The town of Lalibela, a United Nations World Heritage Site, is the latest in a string of towns the military has retaken and the Ethiopian government forces and their regional allies have recaptured from Tigrayan forces, the prime minister’s office said on Wednesday.
“The historic town of Lalibela has been liberated,” Prime Minister Abiy Ahmed’s office said in a tweet.
Also on Wednesday, China’s foreign minister Wang Yi arrived in Addis Ababa. This prompted Ethiopia’s foreign ministry to thank him in a tweet for “disregarding the unfounded rhetoric on the deteriorating security situations in the country”.
The capture of Lalibela, home to ancient rock-hewn churches and a holy site for millions of Ethiopian Orthodox Christians, is a significant symbolic gain for the government.
Early in August, Forces aligned with the Tigray People’s Liberation Front (TPLF) took control of the town, in the Amhara region.
On Wednesday, Abiy’s office said Ethiopian soldiers also now controlled the town of Shewa Robit, 220 km (136 miles) northeast of Addis Ababa, and eight other towns and villages.

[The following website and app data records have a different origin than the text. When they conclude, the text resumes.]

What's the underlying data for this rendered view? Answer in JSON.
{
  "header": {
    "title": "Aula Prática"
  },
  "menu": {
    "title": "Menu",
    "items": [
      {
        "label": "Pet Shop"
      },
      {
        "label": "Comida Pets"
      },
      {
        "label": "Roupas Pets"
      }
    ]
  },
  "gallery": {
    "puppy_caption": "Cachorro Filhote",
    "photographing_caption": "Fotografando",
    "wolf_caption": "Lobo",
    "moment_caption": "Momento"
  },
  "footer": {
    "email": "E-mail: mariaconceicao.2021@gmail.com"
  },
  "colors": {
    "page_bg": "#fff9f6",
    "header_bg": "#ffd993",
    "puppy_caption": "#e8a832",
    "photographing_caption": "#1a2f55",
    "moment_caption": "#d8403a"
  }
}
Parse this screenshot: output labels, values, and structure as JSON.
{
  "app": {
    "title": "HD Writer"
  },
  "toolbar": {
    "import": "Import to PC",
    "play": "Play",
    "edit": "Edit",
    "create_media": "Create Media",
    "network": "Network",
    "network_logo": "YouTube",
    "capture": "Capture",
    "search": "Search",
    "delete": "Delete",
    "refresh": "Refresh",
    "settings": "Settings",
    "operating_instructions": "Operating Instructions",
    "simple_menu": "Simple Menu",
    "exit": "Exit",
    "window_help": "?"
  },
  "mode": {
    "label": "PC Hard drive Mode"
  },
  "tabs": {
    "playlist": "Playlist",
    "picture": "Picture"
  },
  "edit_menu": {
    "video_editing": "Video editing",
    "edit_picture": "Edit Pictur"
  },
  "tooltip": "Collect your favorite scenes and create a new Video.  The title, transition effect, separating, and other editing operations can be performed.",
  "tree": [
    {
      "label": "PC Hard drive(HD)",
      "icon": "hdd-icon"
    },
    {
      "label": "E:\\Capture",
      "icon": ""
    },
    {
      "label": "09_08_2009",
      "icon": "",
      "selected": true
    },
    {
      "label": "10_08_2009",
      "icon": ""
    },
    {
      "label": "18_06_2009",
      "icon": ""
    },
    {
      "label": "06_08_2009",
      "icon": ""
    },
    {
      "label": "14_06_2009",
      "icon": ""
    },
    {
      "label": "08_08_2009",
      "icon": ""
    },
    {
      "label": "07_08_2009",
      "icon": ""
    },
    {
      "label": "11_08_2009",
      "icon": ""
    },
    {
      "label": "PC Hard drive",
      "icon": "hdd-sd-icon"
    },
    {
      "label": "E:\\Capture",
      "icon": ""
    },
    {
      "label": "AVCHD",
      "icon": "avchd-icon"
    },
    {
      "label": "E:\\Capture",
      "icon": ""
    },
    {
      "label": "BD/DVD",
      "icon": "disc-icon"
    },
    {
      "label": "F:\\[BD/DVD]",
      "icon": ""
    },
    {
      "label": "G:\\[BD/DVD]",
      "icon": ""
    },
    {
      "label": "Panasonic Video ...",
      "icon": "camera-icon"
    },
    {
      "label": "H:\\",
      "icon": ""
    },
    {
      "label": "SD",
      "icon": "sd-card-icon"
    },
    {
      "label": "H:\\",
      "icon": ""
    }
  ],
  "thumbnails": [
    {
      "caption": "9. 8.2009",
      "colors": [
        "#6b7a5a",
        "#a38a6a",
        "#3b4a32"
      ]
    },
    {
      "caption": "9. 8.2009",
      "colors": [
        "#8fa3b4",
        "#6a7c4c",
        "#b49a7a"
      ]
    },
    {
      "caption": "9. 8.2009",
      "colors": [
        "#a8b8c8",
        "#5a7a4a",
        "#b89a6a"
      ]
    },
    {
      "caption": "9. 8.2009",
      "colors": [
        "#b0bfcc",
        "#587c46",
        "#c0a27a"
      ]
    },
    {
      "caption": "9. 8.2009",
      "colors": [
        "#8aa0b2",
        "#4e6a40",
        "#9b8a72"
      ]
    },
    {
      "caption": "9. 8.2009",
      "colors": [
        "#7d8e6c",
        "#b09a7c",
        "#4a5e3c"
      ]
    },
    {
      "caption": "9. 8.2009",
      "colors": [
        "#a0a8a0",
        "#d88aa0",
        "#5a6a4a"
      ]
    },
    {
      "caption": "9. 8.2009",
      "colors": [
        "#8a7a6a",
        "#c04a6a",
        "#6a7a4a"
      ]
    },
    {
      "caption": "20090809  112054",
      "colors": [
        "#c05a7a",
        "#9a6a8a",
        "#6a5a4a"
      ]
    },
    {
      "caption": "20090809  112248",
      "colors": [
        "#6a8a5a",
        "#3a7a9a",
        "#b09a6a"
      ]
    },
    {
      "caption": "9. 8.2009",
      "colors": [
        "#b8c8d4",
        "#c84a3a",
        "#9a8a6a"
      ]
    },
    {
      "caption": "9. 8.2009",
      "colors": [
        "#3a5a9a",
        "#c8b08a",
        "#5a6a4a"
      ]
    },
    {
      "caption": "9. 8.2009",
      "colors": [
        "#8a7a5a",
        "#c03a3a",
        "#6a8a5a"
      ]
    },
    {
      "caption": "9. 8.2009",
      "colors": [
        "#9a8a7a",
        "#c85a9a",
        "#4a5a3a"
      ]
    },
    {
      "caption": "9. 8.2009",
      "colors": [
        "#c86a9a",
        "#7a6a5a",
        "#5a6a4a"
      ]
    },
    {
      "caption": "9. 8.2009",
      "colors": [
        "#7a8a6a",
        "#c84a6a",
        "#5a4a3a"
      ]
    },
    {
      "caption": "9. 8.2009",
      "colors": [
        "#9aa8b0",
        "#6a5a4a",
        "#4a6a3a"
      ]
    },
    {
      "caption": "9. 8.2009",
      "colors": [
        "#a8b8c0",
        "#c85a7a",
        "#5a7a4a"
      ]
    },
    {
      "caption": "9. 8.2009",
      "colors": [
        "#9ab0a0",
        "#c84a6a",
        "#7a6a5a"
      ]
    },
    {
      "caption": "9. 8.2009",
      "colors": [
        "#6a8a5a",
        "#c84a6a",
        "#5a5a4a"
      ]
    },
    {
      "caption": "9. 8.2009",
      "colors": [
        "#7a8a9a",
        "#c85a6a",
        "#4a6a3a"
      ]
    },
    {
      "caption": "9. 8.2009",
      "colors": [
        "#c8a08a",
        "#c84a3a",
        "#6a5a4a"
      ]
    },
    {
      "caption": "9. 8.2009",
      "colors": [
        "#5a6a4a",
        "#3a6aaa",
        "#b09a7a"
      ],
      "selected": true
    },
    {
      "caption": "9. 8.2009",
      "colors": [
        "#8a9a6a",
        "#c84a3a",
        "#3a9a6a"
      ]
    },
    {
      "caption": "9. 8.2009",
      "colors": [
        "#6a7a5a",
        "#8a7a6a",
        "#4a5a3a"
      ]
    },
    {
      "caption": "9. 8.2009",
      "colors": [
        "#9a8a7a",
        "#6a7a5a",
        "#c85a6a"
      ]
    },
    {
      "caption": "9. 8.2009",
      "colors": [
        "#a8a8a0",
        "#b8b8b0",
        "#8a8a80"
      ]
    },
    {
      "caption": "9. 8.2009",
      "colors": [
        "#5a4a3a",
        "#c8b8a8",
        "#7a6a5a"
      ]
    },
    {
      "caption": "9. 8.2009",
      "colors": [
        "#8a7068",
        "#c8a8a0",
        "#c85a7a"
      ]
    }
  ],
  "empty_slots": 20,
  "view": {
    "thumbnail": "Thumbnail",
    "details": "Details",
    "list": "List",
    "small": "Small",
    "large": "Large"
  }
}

Gains by the military in Afar and Amhara would be a blow to Tigrayan forces, who had threatened to either advance further southwards through Amhara and march on the capital, or head eastwards and threaten a road linking landlocked Ethiopia to the region’s main port.
The conflict that began in November 2020 between the federal government and the Tigray People Liberation Front (TPLF) has killed thousands of civilians, forced millions to flee their homes, and made more than 9 million people dependent on food aid.